Reproduce the data that follows in its entirety, character for character.

- PROVIDED RECORDS:
-- -- --

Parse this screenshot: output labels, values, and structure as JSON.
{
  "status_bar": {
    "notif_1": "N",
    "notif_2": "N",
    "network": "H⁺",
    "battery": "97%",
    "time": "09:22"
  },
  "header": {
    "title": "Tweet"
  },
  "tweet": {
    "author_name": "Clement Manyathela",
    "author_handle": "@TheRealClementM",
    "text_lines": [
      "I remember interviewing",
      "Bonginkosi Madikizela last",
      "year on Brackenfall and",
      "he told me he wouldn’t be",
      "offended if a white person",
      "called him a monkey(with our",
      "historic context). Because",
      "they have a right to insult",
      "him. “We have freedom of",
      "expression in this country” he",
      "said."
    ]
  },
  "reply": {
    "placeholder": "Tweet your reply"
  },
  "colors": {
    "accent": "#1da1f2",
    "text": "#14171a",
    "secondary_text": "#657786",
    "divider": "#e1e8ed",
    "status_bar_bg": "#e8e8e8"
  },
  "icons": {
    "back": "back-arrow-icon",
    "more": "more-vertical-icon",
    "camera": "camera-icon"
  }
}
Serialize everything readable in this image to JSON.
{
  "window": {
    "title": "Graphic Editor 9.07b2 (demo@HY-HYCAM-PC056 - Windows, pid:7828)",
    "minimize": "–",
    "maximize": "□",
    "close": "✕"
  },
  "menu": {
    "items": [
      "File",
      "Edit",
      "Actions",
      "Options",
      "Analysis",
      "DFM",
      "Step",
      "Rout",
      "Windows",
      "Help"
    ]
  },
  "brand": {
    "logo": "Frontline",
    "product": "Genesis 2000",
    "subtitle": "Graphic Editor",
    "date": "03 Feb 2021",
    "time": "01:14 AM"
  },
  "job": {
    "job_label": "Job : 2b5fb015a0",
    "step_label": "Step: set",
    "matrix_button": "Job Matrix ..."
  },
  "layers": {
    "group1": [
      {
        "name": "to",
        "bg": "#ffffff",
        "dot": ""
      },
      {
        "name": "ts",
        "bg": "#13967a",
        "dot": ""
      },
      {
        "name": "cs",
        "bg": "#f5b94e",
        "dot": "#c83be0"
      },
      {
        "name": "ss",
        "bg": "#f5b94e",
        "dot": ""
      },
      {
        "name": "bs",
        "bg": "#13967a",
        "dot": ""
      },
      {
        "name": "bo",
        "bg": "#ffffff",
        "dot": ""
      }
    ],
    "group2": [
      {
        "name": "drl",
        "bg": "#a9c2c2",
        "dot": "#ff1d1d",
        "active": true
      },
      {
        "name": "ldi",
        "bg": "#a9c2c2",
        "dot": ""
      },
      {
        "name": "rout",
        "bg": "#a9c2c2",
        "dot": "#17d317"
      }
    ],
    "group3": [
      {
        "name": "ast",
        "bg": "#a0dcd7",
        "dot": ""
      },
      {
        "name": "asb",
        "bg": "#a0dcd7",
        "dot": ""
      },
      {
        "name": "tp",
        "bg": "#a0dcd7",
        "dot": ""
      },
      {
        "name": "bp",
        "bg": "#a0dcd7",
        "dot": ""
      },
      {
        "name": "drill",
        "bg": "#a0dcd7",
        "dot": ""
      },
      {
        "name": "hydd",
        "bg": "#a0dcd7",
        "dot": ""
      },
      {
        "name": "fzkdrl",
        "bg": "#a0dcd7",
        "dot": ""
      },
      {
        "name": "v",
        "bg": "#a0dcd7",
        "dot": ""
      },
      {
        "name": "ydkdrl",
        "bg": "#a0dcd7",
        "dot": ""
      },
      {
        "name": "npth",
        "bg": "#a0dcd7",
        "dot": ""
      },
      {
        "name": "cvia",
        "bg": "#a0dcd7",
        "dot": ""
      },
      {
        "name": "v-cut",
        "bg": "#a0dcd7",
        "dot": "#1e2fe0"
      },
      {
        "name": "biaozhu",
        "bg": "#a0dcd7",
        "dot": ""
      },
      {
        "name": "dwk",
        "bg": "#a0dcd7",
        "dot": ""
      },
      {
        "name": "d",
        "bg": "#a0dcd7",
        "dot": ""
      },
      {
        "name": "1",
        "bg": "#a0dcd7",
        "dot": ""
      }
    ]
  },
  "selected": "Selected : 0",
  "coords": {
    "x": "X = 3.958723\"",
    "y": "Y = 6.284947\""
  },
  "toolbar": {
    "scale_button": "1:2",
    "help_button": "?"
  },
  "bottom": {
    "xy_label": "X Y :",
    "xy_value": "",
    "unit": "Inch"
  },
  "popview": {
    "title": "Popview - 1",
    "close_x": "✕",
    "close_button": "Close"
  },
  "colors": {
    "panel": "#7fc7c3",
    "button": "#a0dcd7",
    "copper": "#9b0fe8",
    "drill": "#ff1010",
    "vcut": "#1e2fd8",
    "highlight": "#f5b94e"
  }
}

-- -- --

- ANSWER BELOW:
Parse this screenshot: output labels, values, and structure as JSON.
{
  "status_bar": {
    "notif_1": "N",
    "notif_2": "N",
    "network": "H⁺",
    "battery": "97%",
    "time": "09:22"
  },
  "header": {
    "title": "Tweet"
  },
  "tweet": {
    "author_name": "Clement Manyathela",
    "author_handle": "@TheRealClementM",
    "text_lines": [
      "I remember interviewing",
      "Bonginkosi Madikizela last",
      "year on Brackenfall and",
      "he told me he wouldn’t be",
      "offended if a white person",
      "called him a monkey(with our",
      "historic context). Because",
      "they have a right to insult",
      "him. “We have freedom of",
      "expression in this country” he",
      "said."
    ]
  },
  "reply": {
    "placeholder": "Tweet your reply"
  },
  "colors": {
    "accent": "#1da1f2",
    "text": "#14171a",
    "secondary_text": "#657786",
    "divider": "#e1e8ed",
    "status_bar_bg": "#e8e8e8"
  },
  "icons": {
    "back": "back-arrow-icon",
    "more": "more-vertical-icon",
    "camera": "camera-icon"
  }
}
Serialize everything readable in this image to JSON.
{
  "window": {
    "title": "Graphic Editor 9.07b2 (demo@HY-HYCAM-PC056 - Windows, pid:7828)",
    "minimize": "–",
    "maximize": "□",
    "close": "✕"
  },
  "menu": {
    "items": [
      "File",
      "Edit",
      "Actions",
      "Options",
      "Analysis",
      "DFM",
      "Step",
      "Rout",
      "Windows",
      "Help"
    ]
  },
  "brand": {
    "logo": "Frontline",
    "product": "Genesis 2000",
    "subtitle": "Graphic Editor",
    "date": "03 Feb 2021",
    "time": "01:14 AM"
  },
  "job": {
    "job_label": "Job : 2b5fb015a0",
    "step_label": "Step: set",
    "matrix_button": "Job Matrix ..."
  },
  "layers": {
    "group1": [
      {
        "name": "to",
        "bg": "#ffffff",
        "dot": ""
      },
      {
        "name": "ts",
        "bg": "#13967a",
        "dot": ""
      },
      {
        "name": "cs",
        "bg": "#f5b94e",
        "dot": "#c83be0"
      },
      {
        "name": "ss",
        "bg": "#f5b94e",
        "dot": ""
      },
      {
        "name": "bs",
        "bg": "#13967a",
        "dot": ""
      },
      {
        "name": "bo",
        "bg": "#ffffff",
        "dot": ""
      }
    ],
    "group2": [
      {
        "name": "drl",
        "bg": "#a9c2c2",
        "dot": "#ff1d1d",
        "active": true
      },
      {
        "name": "ldi",
        "bg": "#a9c2c2",
        "dot": ""
      },
      {
        "name": "rout",
        "bg": "#a9c2c2",
        "dot": "#17d317"
      }
    ],
    "group3": [
      {
        "name": "ast",
        "bg": "#a0dcd7",
        "dot": ""
      },
      {
        "name": "asb",
        "bg": "#a0dcd7",
        "dot": ""
      },
      {
        "name": "tp",
        "bg": "#a0dcd7",
        "dot": ""
      },
      {
        "name": "bp",
        "bg": "#a0dcd7",
        "dot": ""
      },
      {
        "name": "drill",
        "bg": "#a0dcd7",
        "dot": ""
      },
      {
        "name": "hydd",
        "bg": "#a0dcd7",
        "dot": ""
      },
      {
        "name": "fzkdrl",
        "bg": "#a0dcd7",
        "dot": ""
      },
      {
        "name": "v",
        "bg": "#a0dcd7",
        "dot": ""
      },
      {
        "name": "ydkdrl",
        "bg": "#a0dcd7",
        "dot": ""
      },
      {
        "name": "npth",
        "bg": "#a0dcd7",
        "dot": ""
      },
      {
        "name": "cvia",
        "bg": "#a0dcd7",
        "dot": ""
      },
      {
        "name": "v-cut",
        "bg": "#a0dcd7",
        "dot": "#1e2fe0"
      },
      {
        "name": "biaozhu",
        "bg": "#a0dcd7",
        "dot": ""
      },
      {
        "name": "dwk",
        "bg": "#a0dcd7",
        "dot": ""
      },
      {
        "name": "d",
        "bg": "#a0dcd7",
        "dot": ""
      },
      {
        "name": "1",
        "bg": "#a0dcd7",
        "dot": ""
      }
    ]
  },
  "selected": "Selected : 0",
  "coords": {
    "x": "X = 3.958723\"",
    "y": "Y = 6.284947\""
  },
  "toolbar": {
    "scale_button": "1:2",
    "help_button": "?"
  },
  "bottom": {
    "xy_label": "X Y :",
    "xy_value": "",
    "unit": "Inch"
  },
  "popview": {
    "title": "Popview - 1",
    "close_x": "✕",
    "close_button": "Close"
  },
  "colors": {
    "panel": "#7fc7c3",
    "button": "#a0dcd7",
    "copper": "#9b0fe8",
    "drill": "#ff1010",
    "vcut": "#1e2fd8",
    "highlight": "#f5b94e"
  }
}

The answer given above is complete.